Preparing for School
Getting ready for a new school year means being highly organized. WebMD offers this to-do list to help you and your middle schooler make a smooth transition from summer to scholastics:
- Call your child's school or check the school's web site for required supplies, absence policies, and school rules and dress codes.
- Schedule a visit with the doctor's office for a flu vaccine and other vaccinations or exams required for school or sports activities.
- Call your child's school or check its web site to prepare for enrolling your child. You may need proof of residence or vaccination records.

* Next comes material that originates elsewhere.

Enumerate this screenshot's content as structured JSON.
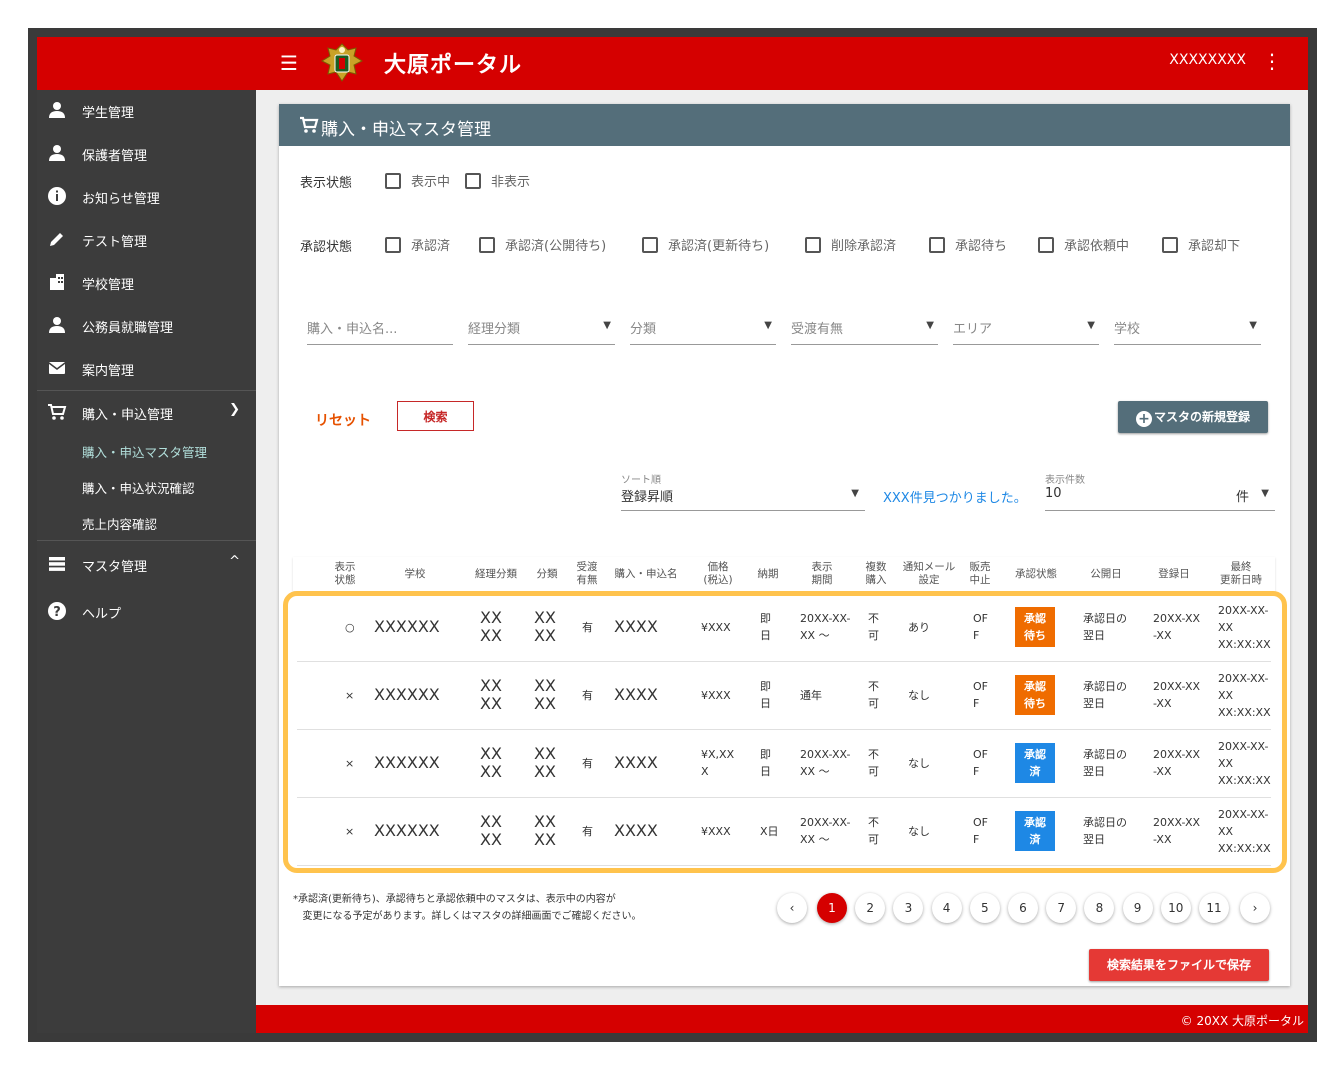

- Prepare a plan for what to do if your child gets sick and has to stay home for a few days. Find out how to get lesson plans and assignments from your child's teachers, so your child can keep up.
Routines to Make Life Easier

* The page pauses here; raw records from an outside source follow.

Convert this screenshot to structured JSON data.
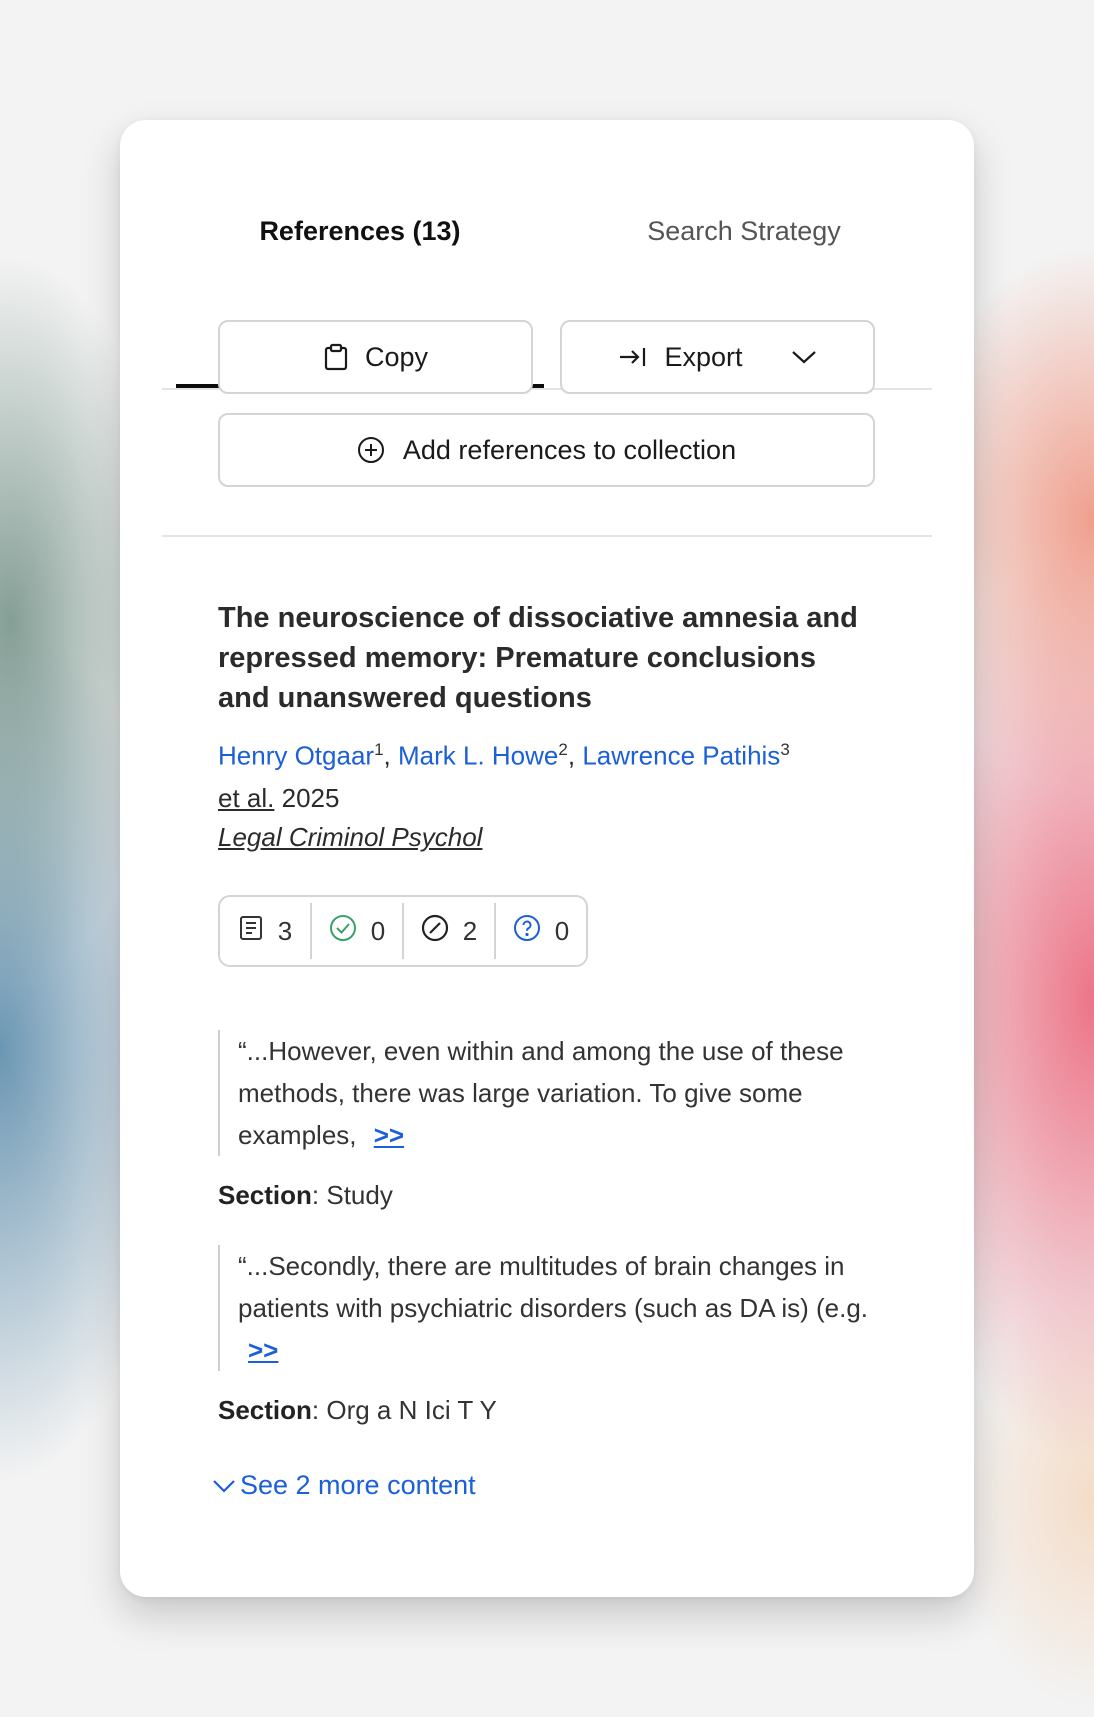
{
  "tabs": [
    {
      "label": "References (13)",
      "active": true
    },
    {
      "label": "Search Strategy",
      "active": false
    }
  ],
  "actions": {
    "copy_label": "Copy",
    "export_label": "Export",
    "add_label": "Add references to collection"
  },
  "reference": {
    "title": "The neuroscience of dissociative amnesia and repressed memory: Premature conclusions and unanswered questions",
    "authors": [
      {
        "name": "Henry Otgaar",
        "sup": "1"
      },
      {
        "name": "Mark L. Howe",
        "sup": "2"
      },
      {
        "name": "Lawrence Patihis",
        "sup": "3"
      }
    ],
    "et_al": "et al.",
    "year": "2025",
    "journal": "Legal Criminol Psychol",
    "stats": [
      {
        "icon": "document-icon",
        "count": "3"
      },
      {
        "icon": "check-circle-icon",
        "count": "0",
        "color": "#3aa06a"
      },
      {
        "icon": "slash-circle-icon",
        "count": "2"
      },
      {
        "icon": "question-circle-icon",
        "count": "0",
        "color": "#1b5fd9"
      }
    ],
    "excerpts": [
      {
        "text": "“...However, even within and among the use of these methods, there was large variation. To give some examples,",
        "more_label": ">>",
        "section_label": "Section",
        "section_value": ": Study"
      },
      {
        "text": "“...Secondly, there are multitudes of brain changes in patients with psychiatric disorders (such as DA is) (e.g.",
        "more_label": ">>",
        "section_label": "Section",
        "section_value": ": Org a N Ici T Y"
      }
    ],
    "see_more_label": "See 2 more content"
  },
  "colors": {
    "link": "#1b5fd9",
    "success": "#3aa06a"
  }
}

- Remind your child about pedestrian, biking, and bus safety. Insist they use cross walks, safe paths, and not walk behind buses -- adolescents are still at risk for accidents.
- Encourage your child to walk, bike, or blade to places near home (with safety gear!).

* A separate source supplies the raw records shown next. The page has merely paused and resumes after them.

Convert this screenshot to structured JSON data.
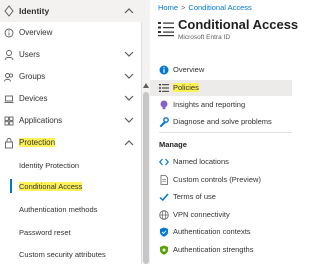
{
  "nav": {
    "identity_label": "Identity",
    "items": [
      {
        "label": "Overview"
      },
      {
        "label": "Users"
      },
      {
        "label": "Groups"
      },
      {
        "label": "Devices"
      },
      {
        "label": "Applications"
      },
      {
        "label": "Protection"
      }
    ],
    "protection_sub": [
      {
        "label": "Identity Protection"
      },
      {
        "label": "Conditional Access"
      },
      {
        "label": "Authentication methods"
      },
      {
        "label": "Password reset"
      },
      {
        "label": "Custom security attributes"
      }
    ]
  },
  "breadcrumb": {
    "home": "Home",
    "current": "Conditional Access",
    "separator": ">"
  },
  "page": {
    "title": "Conditional Access",
    "subtitle": "Microsoft Entra ID"
  },
  "menu": {
    "items": [
      {
        "label": "Overview",
        "icon": "info-icon"
      },
      {
        "label": "Policies",
        "icon": "list-icon"
      },
      {
        "label": "Insights and reporting",
        "icon": "lightbulb-icon"
      },
      {
        "label": "Diagnose and solve problems",
        "icon": "wrench-icon"
      }
    ],
    "manage_heading": "Manage",
    "manage_items": [
      {
        "label": "Named locations",
        "icon": "code-brackets-icon"
      },
      {
        "label": "Custom controls (Preview)",
        "icon": "document-icon"
      },
      {
        "label": "Terms of use",
        "icon": "checkmark-icon"
      },
      {
        "label": "VPN connectivity",
        "icon": "globe-icon"
      },
      {
        "label": "Authentication contexts",
        "icon": "shield-icon"
      },
      {
        "label": "Authentication strengths",
        "icon": "shield-green-icon"
      }
    ]
  },
  "colors": {
    "accent": "#0078d4",
    "highlight": "#fdf256",
    "selected_bg": "#edebe9"
  }
}
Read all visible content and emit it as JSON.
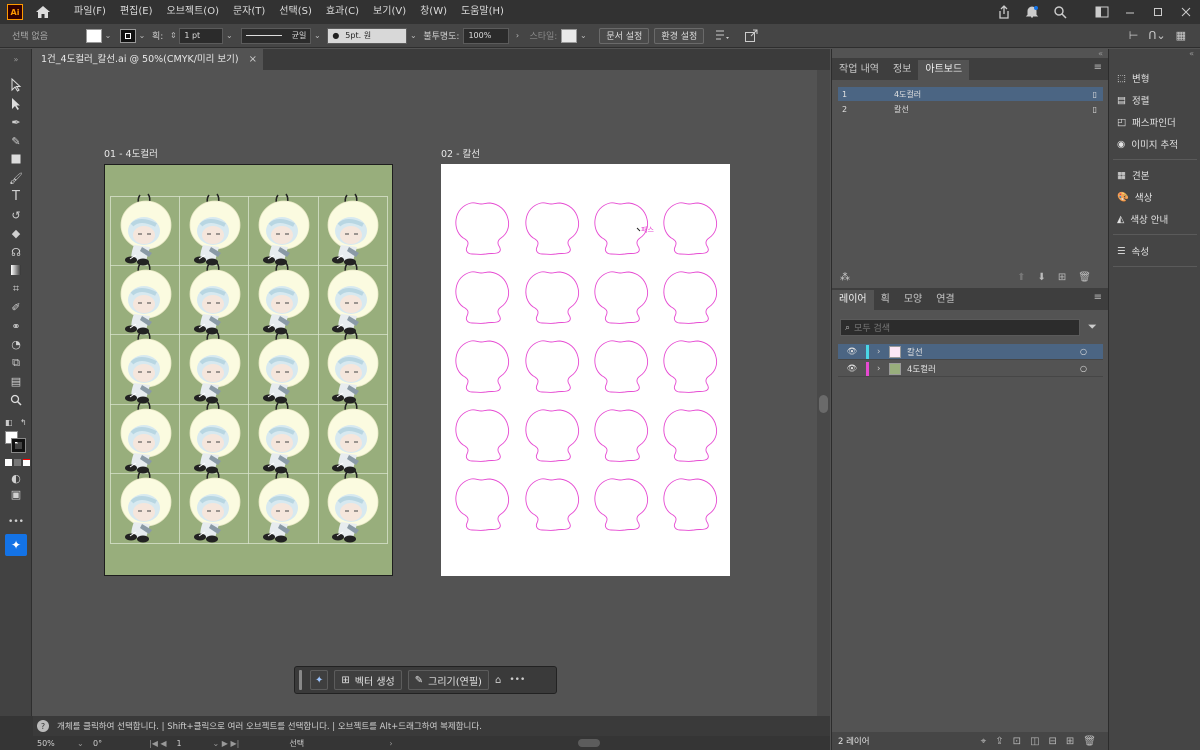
{
  "app": {
    "logo_text": "Ai"
  },
  "menu": [
    "파일(F)",
    "편집(E)",
    "오브젝트(O)",
    "문자(T)",
    "선택(S)",
    "효과(C)",
    "보기(V)",
    "창(W)",
    "도움말(H)"
  ],
  "control_bar": {
    "selection_label": "선택 없음",
    "stroke_label": "획:",
    "stroke_weight": "1 pt",
    "stroke_style": "균일",
    "brush_label": "5pt. 원",
    "opacity_label": "불투명도:",
    "opacity_value": "100%",
    "style_label": "스타일:",
    "doc_setup_button": "문서 설정",
    "preferences_button": "환경 설정"
  },
  "document": {
    "tab_title": "1건_4도컬러_칼선.ai @ 50%(CMYK/미리 보기)",
    "close_glyph": "×",
    "artboards": [
      {
        "label": "01 - 4도컬러"
      },
      {
        "label": "02 - 칼선"
      }
    ],
    "path_hint_label": "패스"
  },
  "context_bar": {
    "vector_button": "벡터 생성",
    "draw_button": "그리기(연필)",
    "more_glyph": "•••"
  },
  "hint_bar": {
    "text": "개체를 클릭하여 선택합니다. | Shift+클릭으로 여러 오브젝트를 선택합니다. | 오브젝트를 Alt+드래그하여 복제합니다."
  },
  "status_bar": {
    "zoom": "50%",
    "rotation": "0°",
    "artboard_number": "1",
    "tool_name": "선택"
  },
  "right_panel": {
    "top_tabs": [
      "작업 내역",
      "정보",
      "아트보드"
    ],
    "artboard_list": [
      {
        "num": "1",
        "name": "4도컬러"
      },
      {
        "num": "2",
        "name": "칼선"
      }
    ],
    "layer_tabs": [
      "레이어",
      "획",
      "모양",
      "연결"
    ],
    "layer_search_placeholder": "모두 검색",
    "layers": [
      {
        "name": "칼선",
        "color": "#4ad6e6"
      },
      {
        "name": "4도컬러",
        "color": "#e64ad2"
      }
    ],
    "layer_count": "2 레이어"
  },
  "dock": {
    "items": [
      "변형",
      "정렬",
      "패스파인더",
      "이미지 추적",
      "견본",
      "색상",
      "색상 안내",
      "속성"
    ]
  },
  "colors": {
    "artboard_green": "#98ae7c",
    "cutline_pink": "#e64ad2",
    "selection_blue": "#4b6583",
    "accent_blue": "#1473e6"
  }
}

- Go over your expectations about lunch choices and agree upon acceptable after-school snacks.
- Establish rules for when homework gets done and where. Talk about your expectations for how school fits in with extracurricular activities, socializing and game playing.
- Work out mutually agreed upon expectations about after-school chores.
- Set up a place in your home to put things that go to school (backpacks, papers, books, etc.). Take a few minutes before bed each night to put things there to reduce chaos in the morning.
- One simple rule can reduce chaos and distractions in the morning: No TV before school.
Chats to Have With Your Adolescent
- Find a quiet time to talk with your child about her feelings about starting school. Ask her about academic and social goals for the year.
- Help keep your child healthy. Remind your child to cough and sneeze into a tissue or elbow or shoulder if a tissue isn't available. Also, talk about healthy hand washing and healthy sharing of personal items.
- It's not too early. Talk with your child about important issues of adolescence: Internet safety, bullying and teasing, peer pressure, smoking, drugs, and alcohol.
Things to Buy for Your Adolescent
- Have your child pick out basic school supplies, such as pencils, paper, computer supplies, binders, folders, a backpack, and lunch box.
- Help your child choose mix-and-match school clothes. Be sure you have gym clothes and special shoes, if needed, as well as a jacket or coat.